------ Extracted records

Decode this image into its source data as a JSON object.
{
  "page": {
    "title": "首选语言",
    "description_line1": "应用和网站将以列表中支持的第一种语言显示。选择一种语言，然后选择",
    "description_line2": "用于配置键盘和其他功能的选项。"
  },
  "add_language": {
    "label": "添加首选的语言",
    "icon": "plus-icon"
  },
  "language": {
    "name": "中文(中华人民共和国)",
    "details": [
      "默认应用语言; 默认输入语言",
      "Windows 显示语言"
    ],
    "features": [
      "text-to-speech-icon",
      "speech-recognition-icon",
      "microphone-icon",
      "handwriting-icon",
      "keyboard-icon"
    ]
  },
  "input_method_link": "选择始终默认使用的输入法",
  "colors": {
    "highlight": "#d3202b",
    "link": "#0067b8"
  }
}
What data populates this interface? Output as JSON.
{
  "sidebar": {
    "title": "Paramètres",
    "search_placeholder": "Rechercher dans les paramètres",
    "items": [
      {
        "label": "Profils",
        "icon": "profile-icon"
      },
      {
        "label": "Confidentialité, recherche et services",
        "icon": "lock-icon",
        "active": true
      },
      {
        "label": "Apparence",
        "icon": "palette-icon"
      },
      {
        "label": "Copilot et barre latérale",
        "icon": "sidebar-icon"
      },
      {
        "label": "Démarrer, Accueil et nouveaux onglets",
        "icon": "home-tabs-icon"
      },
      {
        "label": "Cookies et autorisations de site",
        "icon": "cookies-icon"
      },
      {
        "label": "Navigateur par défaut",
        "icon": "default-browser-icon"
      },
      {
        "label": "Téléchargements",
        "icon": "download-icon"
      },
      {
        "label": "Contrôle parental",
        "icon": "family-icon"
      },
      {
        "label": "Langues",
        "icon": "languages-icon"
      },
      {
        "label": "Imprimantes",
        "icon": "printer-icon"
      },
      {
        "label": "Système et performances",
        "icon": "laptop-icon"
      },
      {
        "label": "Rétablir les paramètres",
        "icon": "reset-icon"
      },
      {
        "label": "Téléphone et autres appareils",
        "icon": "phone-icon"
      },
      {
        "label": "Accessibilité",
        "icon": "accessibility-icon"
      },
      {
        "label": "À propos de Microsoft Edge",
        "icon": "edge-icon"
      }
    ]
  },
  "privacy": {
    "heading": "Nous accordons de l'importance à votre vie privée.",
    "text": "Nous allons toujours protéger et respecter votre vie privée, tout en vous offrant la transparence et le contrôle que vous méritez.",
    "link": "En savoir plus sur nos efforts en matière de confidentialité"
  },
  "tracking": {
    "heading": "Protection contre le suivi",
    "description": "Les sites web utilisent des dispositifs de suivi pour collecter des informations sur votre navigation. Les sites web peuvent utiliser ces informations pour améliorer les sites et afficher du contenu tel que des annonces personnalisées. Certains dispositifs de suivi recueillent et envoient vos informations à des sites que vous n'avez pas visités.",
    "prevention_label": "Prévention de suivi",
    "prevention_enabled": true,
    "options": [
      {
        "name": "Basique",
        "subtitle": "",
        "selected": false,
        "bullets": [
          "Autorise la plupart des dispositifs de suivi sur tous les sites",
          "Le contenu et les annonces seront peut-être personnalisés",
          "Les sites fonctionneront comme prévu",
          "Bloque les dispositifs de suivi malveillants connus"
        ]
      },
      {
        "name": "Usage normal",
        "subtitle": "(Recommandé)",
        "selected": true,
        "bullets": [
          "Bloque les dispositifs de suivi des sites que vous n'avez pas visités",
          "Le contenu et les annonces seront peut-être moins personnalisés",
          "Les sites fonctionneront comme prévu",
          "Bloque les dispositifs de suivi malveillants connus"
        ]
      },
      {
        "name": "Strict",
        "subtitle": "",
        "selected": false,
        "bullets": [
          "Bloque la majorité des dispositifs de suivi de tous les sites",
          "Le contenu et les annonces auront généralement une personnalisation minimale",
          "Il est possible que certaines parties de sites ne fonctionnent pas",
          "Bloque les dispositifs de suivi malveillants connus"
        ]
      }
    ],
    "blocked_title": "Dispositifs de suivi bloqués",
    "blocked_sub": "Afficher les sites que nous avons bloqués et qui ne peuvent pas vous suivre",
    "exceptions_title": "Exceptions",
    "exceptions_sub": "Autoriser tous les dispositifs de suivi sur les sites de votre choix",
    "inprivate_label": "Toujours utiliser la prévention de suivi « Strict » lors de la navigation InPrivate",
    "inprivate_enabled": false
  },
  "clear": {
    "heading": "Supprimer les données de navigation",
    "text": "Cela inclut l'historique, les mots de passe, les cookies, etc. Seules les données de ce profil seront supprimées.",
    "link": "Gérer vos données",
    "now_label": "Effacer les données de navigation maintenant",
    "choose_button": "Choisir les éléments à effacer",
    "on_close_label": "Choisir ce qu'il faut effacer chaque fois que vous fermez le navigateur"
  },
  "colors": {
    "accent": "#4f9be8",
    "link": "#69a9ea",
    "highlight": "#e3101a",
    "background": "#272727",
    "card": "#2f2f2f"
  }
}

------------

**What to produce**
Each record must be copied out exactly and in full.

**Answer box**
Decode this image into its source data as a JSON object.
{
  "page": {
    "title": "首选语言",
    "description_line1": "应用和网站将以列表中支持的第一种语言显示。选择一种语言，然后选择",
    "description_line2": "用于配置键盘和其他功能的选项。"
  },
  "add_language": {
    "label": "添加首选的语言",
    "icon": "plus-icon"
  },
  "language": {
    "name": "中文(中华人民共和国)",
    "details": [
      "默认应用语言; 默认输入语言",
      "Windows 显示语言"
    ],
    "features": [
      "text-to-speech-icon",
      "speech-recognition-icon",
      "microphone-icon",
      "handwriting-icon",
      "keyboard-icon"
    ]
  },
  "input_method_link": "选择始终默认使用的输入法",
  "colors": {
    "highlight": "#d3202b",
    "link": "#0067b8"
  }
}
What data populates this interface? Output as JSON.
{
  "sidebar": {
    "title": "Paramètres",
    "search_placeholder": "Rechercher dans les paramètres",
    "items": [
      {
        "label": "Profils",
        "icon": "profile-icon"
      },
      {
        "label": "Confidentialité, recherche et services",
        "icon": "lock-icon",
        "active": true
      },
      {
        "label": "Apparence",
        "icon": "palette-icon"
      },
      {
        "label": "Copilot et barre latérale",
        "icon": "sidebar-icon"
      },
      {
        "label": "Démarrer, Accueil et nouveaux onglets",
        "icon": "home-tabs-icon"
      },
      {
        "label": "Cookies et autorisations de site",
        "icon": "cookies-icon"
      },
      {
        "label": "Navigateur par défaut",
        "icon": "default-browser-icon"
      },
      {
        "label": "Téléchargements",
        "icon": "download-icon"
      },
      {
        "label": "Contrôle parental",
        "icon": "family-icon"
      },
      {
        "label": "Langues",
        "icon": "languages-icon"
      },
      {
        "label": "Imprimantes",
        "icon": "printer-icon"
      },
      {
        "label": "Système et performances",
        "icon": "laptop-icon"
      },
      {
        "label": "Rétablir les paramètres",
        "icon": "reset-icon"
      },
      {
        "label": "Téléphone et autres appareils",
        "icon": "phone-icon"
      },
      {
        "label": "Accessibilité",
        "icon": "accessibility-icon"
      },
      {
        "label": "À propos de Microsoft Edge",
        "icon": "edge-icon"
      }
    ]
  },
  "privacy": {
    "heading": "Nous accordons de l'importance à votre vie privée.",
    "text": "Nous allons toujours protéger et respecter votre vie privée, tout en vous offrant la transparence et le contrôle que vous méritez.",
    "link": "En savoir plus sur nos efforts en matière de confidentialité"
  },
  "tracking": {
    "heading": "Protection contre le suivi",
    "description": "Les sites web utilisent des dispositifs de suivi pour collecter des informations sur votre navigation. Les sites web peuvent utiliser ces informations pour améliorer les sites et afficher du contenu tel que des annonces personnalisées. Certains dispositifs de suivi recueillent et envoient vos informations à des sites que vous n'avez pas visités.",
    "prevention_label": "Prévention de suivi",
    "prevention_enabled": true,
    "options": [
      {
        "name": "Basique",
        "subtitle": "",
        "selected": false,
        "bullets": [
          "Autorise la plupart des dispositifs de suivi sur tous les sites",
          "Le contenu et les annonces seront peut-être personnalisés",
          "Les sites fonctionneront comme prévu",
          "Bloque les dispositifs de suivi malveillants connus"
        ]
      },
      {
        "name": "Usage normal",
        "subtitle": "(Recommandé)",
        "selected": true,
        "bullets": [
          "Bloque les dispositifs de suivi des sites que vous n'avez pas visités",
          "Le contenu et les annonces seront peut-être moins personnalisés",
          "Les sites fonctionneront comme prévu",
          "Bloque les dispositifs de suivi malveillants connus"
        ]
      },
      {
        "name": "Strict",
        "subtitle": "",
        "selected": false,
        "bullets": [
          "Bloque la majorité des dispositifs de suivi de tous les sites",
          "Le contenu et les annonces auront généralement une personnalisation minimale",
          "Il est possible que certaines parties de sites ne fonctionnent pas",
          "Bloque les dispositifs de suivi malveillants connus"
        ]
      }
    ],
    "blocked_title": "Dispositifs de suivi bloqués",
    "blocked_sub": "Afficher les sites que nous avons bloqués et qui ne peuvent pas vous suivre",
    "exceptions_title": "Exceptions",
    "exceptions_sub": "Autoriser tous les dispositifs de suivi sur les sites de votre choix",
    "inprivate_label": "Toujours utiliser la prévention de suivi « Strict » lors de la navigation InPrivate",
    "inprivate_enabled": false
  },
  "clear": {
    "heading": "Supprimer les données de navigation",
    "text": "Cela inclut l'historique, les mots de passe, les cookies, etc. Seules les données de ce profil seront supprimées.",
    "link": "Gérer vos données",
    "now_label": "Effacer les données de navigation maintenant",
    "choose_button": "Choisir les éléments à effacer",
    "on_close_label": "Choisir ce qu'il faut effacer chaque fois que vous fermez le navigateur"
  },
  "colors": {
    "accent": "#4f9be8",
    "link": "#69a9ea",
    "highlight": "#e3101a",
    "background": "#272727",
    "card": "#2f2f2f"
  }
}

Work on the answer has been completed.